Prolactin secretion is regulated by photoperiod through changes in the 24-h melatonin profile and displays circannual rhythmicity under constant photoperiod. These two processes appear to occur principally within the pituitary gland, controlled by the pars tuberalis. This is evident because: (i) hypothalamic-pituitary disconnected (HPD) sheep show marked changes in prolactin secretion in response to switches in photoperiod and manipulations of melatonin, similar to brain-intact controls; (ii) HPD sheep also show photoperiod-specific, long-term cycles in prolactin secretion under constant long or short days, with the timing maintained even when prolactin secretion is blocked for 2-3 months; and (iii) pars tuberalis cells, but not lactotrophs, express high concentrations of melatonin (MT1) receptor, and exhibit a duration-sensitive, cAMP-dependant, inhibitory response to physiological concentrations of melatonin. This suggests the existence of an intrinsic, reversible photoperiod-circannual timer in pars tuberalis cells. A full complement of clock genes (Bmal1, Clock, Per1, Per2, Cry1 and Cry2) are expressed in the ovine pars tuberalis, and undergo 24-h cyclical expression as observed in a cell autonomous, circadian clock. Activation of Per genes occurs in the early day (melatonin off-set), while activation of Cry genes occurs in the early night (melatonin on-set). This temporal association is evident under both long and short days, thus the Per-Cry interval varies directly with photoperiod. Because, PER : CRY, protein : protein interactions affect stability, nuclear entry and gene transcription based on rodent data, the change in phasing of Per/Cry expression provides a potential mechanism for decoding the long day/short day melatonin signal. A speculative, but testable, extension of this hypothesis is that intrinsically regulated changes in the phase of Per/Cry rhythms, regulates both photorefractoriness and the generation of circannual rhythms in prolactin secretion.

Publication types

  • Review

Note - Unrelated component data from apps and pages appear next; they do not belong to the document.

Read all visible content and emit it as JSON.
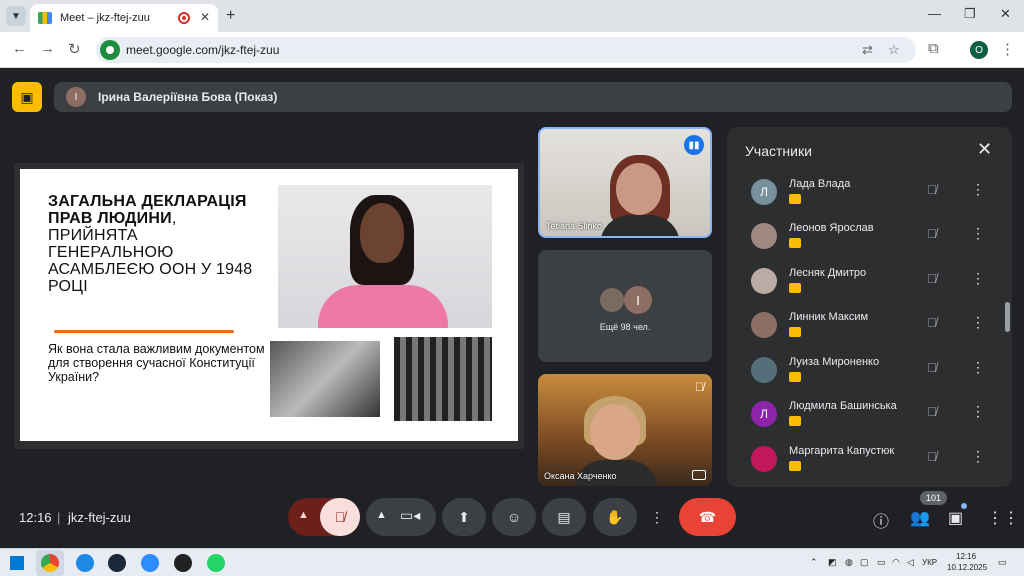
{
  "browser": {
    "tab_title": "Meet – jkz-ftej-zuu",
    "url": "meet.google.com/jkz-ftej-zuu",
    "profile_initial": "O"
  },
  "presenter": {
    "avatar_initial": "I",
    "label": "Ірина Валеріївна Бова (Показ)"
  },
  "slide": {
    "title_bold": "ЗАГАЛЬНА ДЕКЛАРАЦІЯ ПРАВ ЛЮДИНИ",
    "title_rest": ", ПРИЙНЯТА ГЕНЕРАЛЬНОЮ АСАМБЛЕЄЮ ООН У 1948 РОЦІ",
    "question": "Як вона стала важливим документом для створення сучасної Конституції України?"
  },
  "tiles": {
    "tile1_name": "Tetiana Slinko",
    "tile2_avatar_initial": "І",
    "tile2_more": "Ещё 98 чел.",
    "tile3_name": "Оксана Харченко"
  },
  "panel": {
    "title": "Участники",
    "participants": [
      {
        "initial": "Л",
        "name": "Лада Влада",
        "color": "#78909c"
      },
      {
        "initial": "",
        "name": "Леонов Ярослав",
        "color": "#a1887f"
      },
      {
        "initial": "",
        "name": "Лесняк Дмитро",
        "color": "#bcaaa4"
      },
      {
        "initial": "",
        "name": "Линник Максим",
        "color": "#8d6e63"
      },
      {
        "initial": "",
        "name": "Луиза Мироненко",
        "color": "#546e7a"
      },
      {
        "initial": "Л",
        "name": "Людмила Башинська",
        "color": "#8e24aa"
      },
      {
        "initial": "",
        "name": "Маргарита Капустюк",
        "color": "#c2185b"
      }
    ]
  },
  "bottom": {
    "time": "12:16",
    "meeting_code": "jkz-ftej-zuu",
    "people_count": "101"
  },
  "taskbar": {
    "lang": "УКР",
    "time": "12:16",
    "date": "10.12.2025"
  },
  "colors": {
    "meet_bg": "#202124",
    "hangup": "#ea4335",
    "mic_off_bg": "#f9dedc",
    "accent_blue": "#8ab4f8",
    "present_yellow": "#fbbc04"
  }
}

MeSH terms

  • Animals
  • Biological Clocks / physiology*
  • Biological Clocks / radiation effects
  • CLOCK Proteins
  • Cricetinae
  • Cryptochromes
  • Drosophila Proteins*
  • Eye Proteins*
  • Flavoproteins / genetics
  • Gene Expression Regulation / physiology*
  • Gene Expression Regulation / radiation effects
  • Hypothalamo-Hypophyseal System / physiopathology
  • Light
  • Melatonin / physiology*
  • Models, Biological
  • Nuclear Proteins / genetics
  • Photoperiod*
  • Photoreceptor Cells, Invertebrate*
  • Pituitary Gland, Anterior / metabolism*
  • Prolactin / metabolism*
  • Receptors, G-Protein-Coupled
  • Seasons
  • Sheep / physiology
  • Suprachiasmatic Nucleus / physiology
  • Suprachiasmatic Nucleus / radiation effects
  • Trans-Activators / genetics


  • CRY1 protein, human
  • CRY2 protein, human
  • Cryptochromes
  • Drosophila Proteins
  • Eye Proteins
  • Flavoproteins
  • Nuclear Proteins
  • Receptors, G-Protein-Coupled
  • Trans-Activators
  • cry protein, Drosophila
  • Prolactin
  • CLOCK Proteins
  • CLOCK protein, human
  • Melatonin